Saswati is from New Delhi, India. She came to Finland three years ago, in August of 2017. In India, she worked as a teacher. The leadership team at the school where she worked visited schools in Finland, and came back very excited. She was at a place in my career where she wanted to get back to education, and wondered what she might learn from Finnish schools.
She had never lived outside of India before, and she found quite a difference in Finland’s culture and demography.
“I thought, ‘I am breathing fresh air a little bit too much! Where's the pollution?’” she says.
She found it strange to have a guaranteed seat on a bus, and felt anxiety about getting used to the Finnish language and people. She came one month early to take a summer course in Finnish language and culture, and found solace there. She found support in a strong international community, and decided to give back by becoming a tutor the following year.
Although she experienced some cultural differences, she found some of them to be beneficial. For example, she felt she had more autonomy in course selection at her university.
As for culture shock, Saswati was surprised to find that people are not used to hugging each other in Finland. She once gave a friend a warm hug on a bad day, and it was interpreted romantically.

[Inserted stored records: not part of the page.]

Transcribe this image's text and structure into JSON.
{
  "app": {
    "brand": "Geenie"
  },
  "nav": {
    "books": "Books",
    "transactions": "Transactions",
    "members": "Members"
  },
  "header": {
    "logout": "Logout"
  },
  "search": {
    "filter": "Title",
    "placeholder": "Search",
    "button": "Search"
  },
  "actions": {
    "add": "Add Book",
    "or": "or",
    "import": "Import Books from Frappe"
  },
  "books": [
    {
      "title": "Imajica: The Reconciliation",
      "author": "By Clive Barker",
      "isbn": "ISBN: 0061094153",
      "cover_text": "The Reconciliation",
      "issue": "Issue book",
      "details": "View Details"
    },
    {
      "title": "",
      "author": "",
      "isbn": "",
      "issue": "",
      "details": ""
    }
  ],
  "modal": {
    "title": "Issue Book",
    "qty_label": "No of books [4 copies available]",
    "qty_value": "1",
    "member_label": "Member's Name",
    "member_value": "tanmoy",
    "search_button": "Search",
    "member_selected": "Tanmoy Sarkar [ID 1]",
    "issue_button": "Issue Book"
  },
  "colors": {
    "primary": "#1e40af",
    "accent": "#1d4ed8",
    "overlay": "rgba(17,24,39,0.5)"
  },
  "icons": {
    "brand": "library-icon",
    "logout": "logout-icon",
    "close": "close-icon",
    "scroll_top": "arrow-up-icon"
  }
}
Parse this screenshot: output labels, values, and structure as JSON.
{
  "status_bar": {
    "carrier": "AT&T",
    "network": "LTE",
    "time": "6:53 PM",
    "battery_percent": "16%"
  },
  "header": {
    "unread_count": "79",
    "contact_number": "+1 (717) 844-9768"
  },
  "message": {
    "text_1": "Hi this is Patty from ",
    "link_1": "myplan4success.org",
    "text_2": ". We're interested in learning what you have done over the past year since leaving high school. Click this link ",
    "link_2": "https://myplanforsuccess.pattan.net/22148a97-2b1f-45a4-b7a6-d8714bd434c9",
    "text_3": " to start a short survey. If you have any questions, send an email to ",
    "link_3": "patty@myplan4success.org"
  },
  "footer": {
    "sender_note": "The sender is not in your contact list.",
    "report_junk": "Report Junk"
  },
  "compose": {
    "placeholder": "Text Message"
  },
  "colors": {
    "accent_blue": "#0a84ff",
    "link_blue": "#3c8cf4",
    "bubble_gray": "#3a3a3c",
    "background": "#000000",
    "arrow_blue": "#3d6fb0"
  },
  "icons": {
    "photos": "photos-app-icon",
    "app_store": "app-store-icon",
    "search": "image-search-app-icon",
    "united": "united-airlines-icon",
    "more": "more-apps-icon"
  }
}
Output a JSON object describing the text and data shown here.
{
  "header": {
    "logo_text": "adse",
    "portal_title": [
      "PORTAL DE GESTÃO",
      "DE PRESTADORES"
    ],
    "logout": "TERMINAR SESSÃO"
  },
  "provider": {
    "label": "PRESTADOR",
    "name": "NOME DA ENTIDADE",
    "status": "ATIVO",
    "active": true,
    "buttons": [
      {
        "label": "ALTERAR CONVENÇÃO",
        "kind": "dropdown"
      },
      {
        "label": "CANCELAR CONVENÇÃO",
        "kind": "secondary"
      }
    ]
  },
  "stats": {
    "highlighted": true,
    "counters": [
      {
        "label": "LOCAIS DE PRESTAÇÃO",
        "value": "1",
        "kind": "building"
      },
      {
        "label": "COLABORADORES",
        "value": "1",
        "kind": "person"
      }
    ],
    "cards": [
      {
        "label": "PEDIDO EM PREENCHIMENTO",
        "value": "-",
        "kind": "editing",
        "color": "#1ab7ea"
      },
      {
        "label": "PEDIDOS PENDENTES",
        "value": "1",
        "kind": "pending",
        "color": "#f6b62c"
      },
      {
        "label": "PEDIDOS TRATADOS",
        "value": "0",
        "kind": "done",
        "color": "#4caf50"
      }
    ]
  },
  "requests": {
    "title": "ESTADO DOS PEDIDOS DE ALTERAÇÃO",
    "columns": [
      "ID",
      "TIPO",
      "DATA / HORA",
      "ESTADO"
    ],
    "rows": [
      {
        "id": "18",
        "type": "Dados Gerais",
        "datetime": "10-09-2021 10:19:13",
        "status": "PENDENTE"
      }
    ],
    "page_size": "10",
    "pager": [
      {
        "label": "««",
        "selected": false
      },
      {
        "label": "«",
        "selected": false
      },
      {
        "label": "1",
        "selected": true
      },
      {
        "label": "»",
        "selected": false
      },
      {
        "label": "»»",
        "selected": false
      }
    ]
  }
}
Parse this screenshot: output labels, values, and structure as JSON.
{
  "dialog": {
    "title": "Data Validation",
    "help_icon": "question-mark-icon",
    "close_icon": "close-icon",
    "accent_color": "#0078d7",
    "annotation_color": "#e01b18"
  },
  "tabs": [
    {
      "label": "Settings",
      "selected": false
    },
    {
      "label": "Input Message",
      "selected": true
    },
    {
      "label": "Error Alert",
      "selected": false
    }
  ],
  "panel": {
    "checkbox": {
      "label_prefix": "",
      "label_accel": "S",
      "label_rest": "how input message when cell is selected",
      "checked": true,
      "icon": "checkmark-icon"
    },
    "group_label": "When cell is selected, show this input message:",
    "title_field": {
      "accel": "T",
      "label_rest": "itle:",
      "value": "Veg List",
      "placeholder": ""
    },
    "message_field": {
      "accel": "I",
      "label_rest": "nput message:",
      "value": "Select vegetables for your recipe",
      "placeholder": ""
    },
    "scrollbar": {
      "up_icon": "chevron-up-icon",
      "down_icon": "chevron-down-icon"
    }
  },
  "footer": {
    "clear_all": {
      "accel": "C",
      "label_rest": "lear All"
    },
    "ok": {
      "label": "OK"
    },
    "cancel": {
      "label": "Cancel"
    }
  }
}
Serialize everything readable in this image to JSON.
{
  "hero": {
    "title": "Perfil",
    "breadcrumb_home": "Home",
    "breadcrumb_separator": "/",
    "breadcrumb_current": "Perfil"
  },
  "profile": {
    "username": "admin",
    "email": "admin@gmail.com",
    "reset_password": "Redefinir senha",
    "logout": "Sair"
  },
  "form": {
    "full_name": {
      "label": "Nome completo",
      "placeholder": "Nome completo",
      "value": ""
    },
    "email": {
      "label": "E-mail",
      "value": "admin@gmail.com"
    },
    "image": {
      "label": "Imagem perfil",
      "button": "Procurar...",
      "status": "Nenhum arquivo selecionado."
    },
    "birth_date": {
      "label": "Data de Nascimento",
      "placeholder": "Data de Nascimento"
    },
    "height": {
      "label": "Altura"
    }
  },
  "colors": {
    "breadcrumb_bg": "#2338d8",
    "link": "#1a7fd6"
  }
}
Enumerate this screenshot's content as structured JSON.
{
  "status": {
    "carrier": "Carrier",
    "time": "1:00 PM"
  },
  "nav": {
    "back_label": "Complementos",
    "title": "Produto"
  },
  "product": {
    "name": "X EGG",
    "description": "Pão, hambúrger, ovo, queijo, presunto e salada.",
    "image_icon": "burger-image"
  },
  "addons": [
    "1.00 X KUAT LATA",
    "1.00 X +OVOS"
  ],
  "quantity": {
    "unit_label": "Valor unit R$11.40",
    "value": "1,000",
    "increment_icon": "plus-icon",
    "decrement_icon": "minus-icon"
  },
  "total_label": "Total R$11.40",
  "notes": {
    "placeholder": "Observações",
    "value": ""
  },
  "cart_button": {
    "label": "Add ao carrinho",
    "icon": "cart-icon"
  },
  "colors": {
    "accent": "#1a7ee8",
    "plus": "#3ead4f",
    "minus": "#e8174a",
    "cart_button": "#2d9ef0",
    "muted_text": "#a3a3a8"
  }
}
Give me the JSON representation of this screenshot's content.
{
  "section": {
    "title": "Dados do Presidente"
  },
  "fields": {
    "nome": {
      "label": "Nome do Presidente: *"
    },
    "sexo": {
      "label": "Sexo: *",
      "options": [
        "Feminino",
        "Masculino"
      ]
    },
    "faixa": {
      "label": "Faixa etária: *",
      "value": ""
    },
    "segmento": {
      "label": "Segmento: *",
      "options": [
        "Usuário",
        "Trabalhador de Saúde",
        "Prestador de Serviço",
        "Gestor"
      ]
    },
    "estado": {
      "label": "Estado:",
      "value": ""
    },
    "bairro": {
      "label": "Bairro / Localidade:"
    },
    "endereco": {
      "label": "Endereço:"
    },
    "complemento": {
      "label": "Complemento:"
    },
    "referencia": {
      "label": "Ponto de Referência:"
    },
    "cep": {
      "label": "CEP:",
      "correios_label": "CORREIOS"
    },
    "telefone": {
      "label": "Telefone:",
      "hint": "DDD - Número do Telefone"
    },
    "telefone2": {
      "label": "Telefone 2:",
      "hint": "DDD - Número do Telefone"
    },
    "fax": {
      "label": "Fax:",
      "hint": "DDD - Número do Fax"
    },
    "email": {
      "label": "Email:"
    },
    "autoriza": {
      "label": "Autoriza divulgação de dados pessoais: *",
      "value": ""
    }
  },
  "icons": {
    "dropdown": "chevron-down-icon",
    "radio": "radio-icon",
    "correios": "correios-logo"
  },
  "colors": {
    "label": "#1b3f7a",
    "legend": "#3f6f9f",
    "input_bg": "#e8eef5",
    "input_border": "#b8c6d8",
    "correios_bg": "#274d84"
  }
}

“It got quite awkward,” she says.
Later, she reflected on how she might adapt to cultural differences, and realised that how people display friendship in Finland is different. She was also surprised to find that neighbours don’t communicate in Finland like they did back home. It may not at first seem like a community, because you can’t go knocking at neighbours doors, she warns. Later, she says she understood that this Finnish way of being is just a different sense of community: an understanding each person individually does their part to make the community work.
Saswati appreciates the Finnish family that she met through the university’s friendship program. They enjoyed cooking together, and their support made it easier for her to adjust to life in Finland.
“I think we are stuck forever,” she says. “We are at the hugging stage.”
She also appreciates the similarities she noticed across cultures. For example, she noticed that teenagers behave similarly across different cultures.
Saswati also appreciates that in Finland, you have the scope to be yourself. She found that the people in Finland are very accepting, and she does not feel pressure to live according to others' expectations.
“Colleagues and professors give you personal space to grow,” she says. “There is something about Finland, it has such calmness and serenity.”
Although she appreciates many aspects of Finnish life, Saswati occasionally gets unwanted attention as a foreigner. Even though her colleagues try to be accommodating, working at a University that operates mostly in Finnish can be difficult. She points out that the master's program was more catered to international students, but that in her PhD research, she has to work on her Finnish to integrate better and to not be unintentionally left out.
She has also unfortunately encountered racism in the general population.
“I was once out with another Indian friend going to the grocery store, when an old man sitting with beer shouted, ‘Hey you brown girls, get out of my country!’” she recalls. “I was scared, and didn’t know what action I could take as an outsider. I thought, ‘What if he gathers people and follows me?’”
Saswati believes that, although experiences like this can make you question your choices, it is important to talk about such occurrences to raise awareness.
The most meaningful parts of her life in Finland so far have been her relationship with her Finnish boyfriend and her PhD work in eye-tracking research. In both her personal and professional life, she took initiative to find opportunities that were right for her.
If Saswati could give some advice to her past self, she would encourage herself to be open to all sorts of experiences. She reflects that she got so much out of new experiences that she would have said no to before, and appreciates experiences like travelling abroad that might have seemed scary in the past.